|4 September (F)||London v Surrey||Artillery Ground||result unknown|
The match on 4 September was the third in a tri-series but it was reported beforehand only.
28 May. Four men of Kent played four of Brentford for £50 at Westerham in Kent, articles being drawn to play or pay.
4 June. The return match of the above was scheduled at Kew Green.
29 June. There was a two threes contest for £50 at Mickleham Downs in Surrey between three men of Surrey and three men of Sussex. The report in the London Evening Post says they were esteemed the best players in the respective Counties but unfortunately does not name them. The Sussex three won.

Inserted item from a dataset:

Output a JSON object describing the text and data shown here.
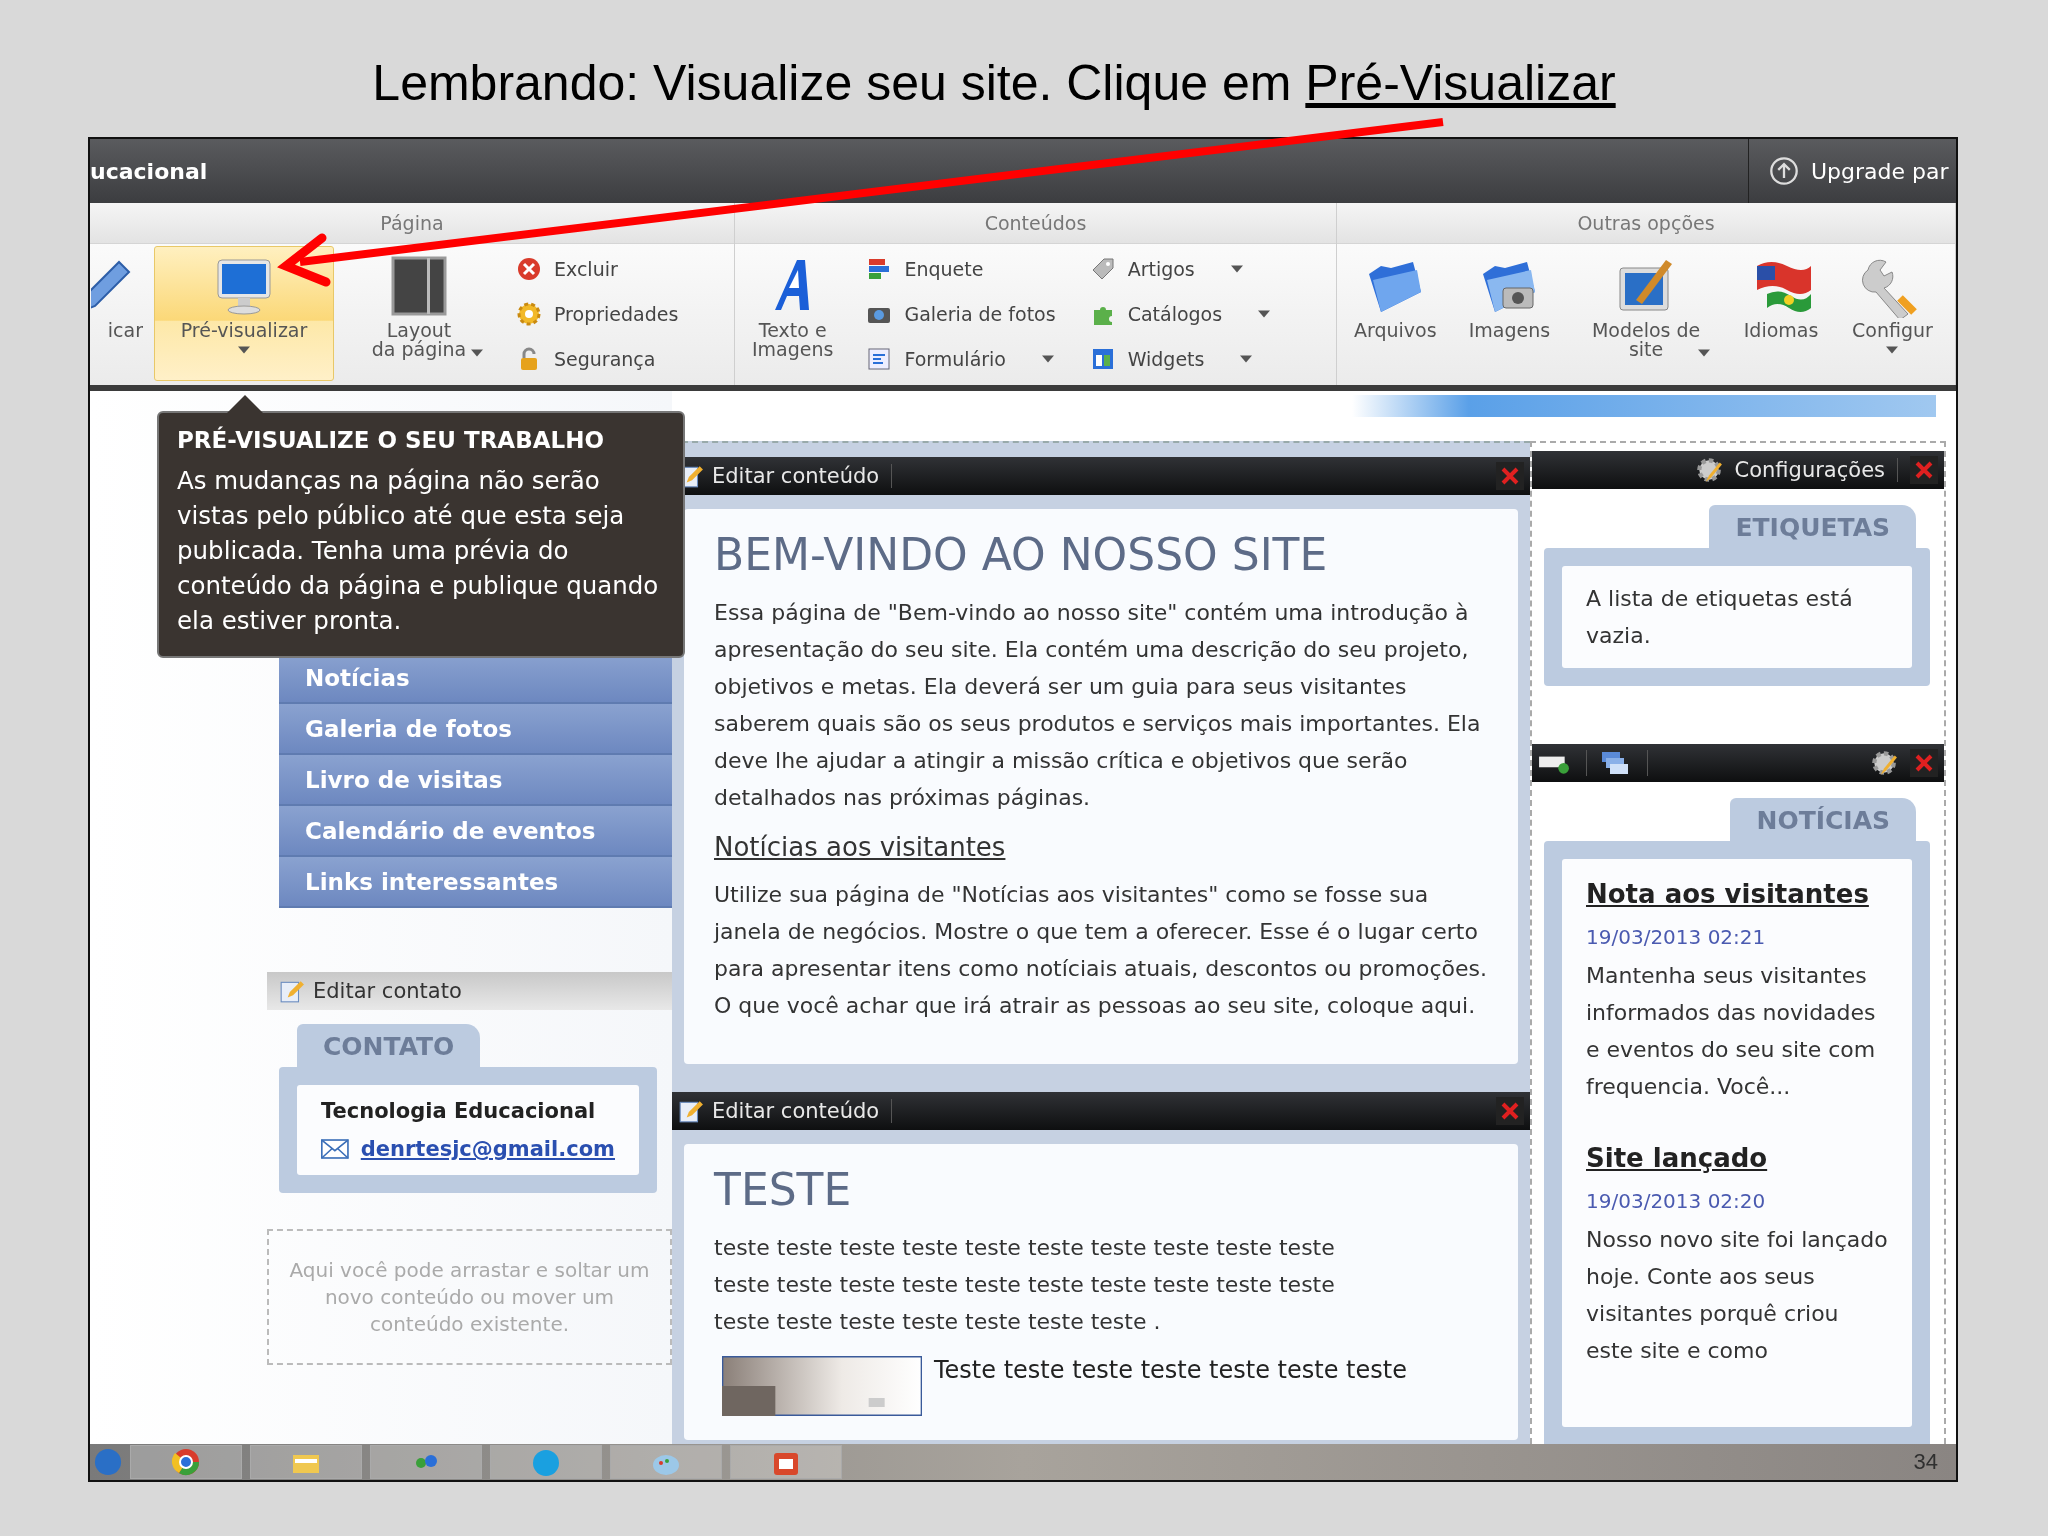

Sometime in August, Mr Edwin Stead and three colleagues played a four-a-side game against four Brentford men for a considerable wager. The Brentford men won. This may have been a repeat of the games on 28 May and 4 June.
On Monday 17 August, a twelve a side game was played at Tonbridge and was backed by a great many of the noblemen and gentry of that place. It seems to have been a tight contest which was unfinished on the day, so another date was chosen for the conclusion, but nothing further is known.
- H T Waghorn, Cricket Scores, Notes, etc. (1730-1773), Blackwood, 1899
- Timothy J McCann, Sussex Cricket in the Eighteenth Century, Sussex Record Society, 2004
- F S Ashley-Cooper, Kent Cricket Matches 1719-1880, Gibbs & Sons, 1929
- G B Buckley, Fresh Light on 18th Century Cricket, Cotterell, 1935
- "From Lads to Lord's – 1730". 2007. Archived from the original on 2011-06-29.
- Buckley, G. B. (1935). Fresh Light on 18th Century Cricket. Cotterell.
- McCann, Tim (2004). Sussex Cricket in the Eighteenth Century. Sussex Record Society.
- Waghorn, H. T. (1899). Cricket Scores, Notes, etc. (1730–1773). Blackwood.
- Wilson, Martin (2005). An Index to Waghorn. Bodyline.
- ACS (1981). A Guide to Important Cricket Matches Played in the British Isles 1709 – 1863. Nottingham: ACS.
- Altham, H. S. (1962). A History of Cricket, Volume 1 (to 1914). George Allen & Unwin.
- Birley, Derek (1999). A Social History of English Cricket. Aurum.
- Bowen, Rowland (1970). Cricket: A History of its Growth and Development. Eyre & Spottiswoode.
- Buckley, G. B. (1937). Fresh Light on pre-Victorian Cricket. Cotterell.
- Major, John (2007). More Than A Game. HarperCollins.
- Marshall, John (1961). The Duke who was Cricket. Muller.
- Maun, Ian (2009). From Commons to Lord's, Volume One: 1700 to 1750. Roger Heavens. ISBN 978-1-900592-52-9.
- Underdown, David (2000). Start of Play. Allen Lane.
- Waghorn, H. T. (1906). The Dawn of Cricket. Electric Press.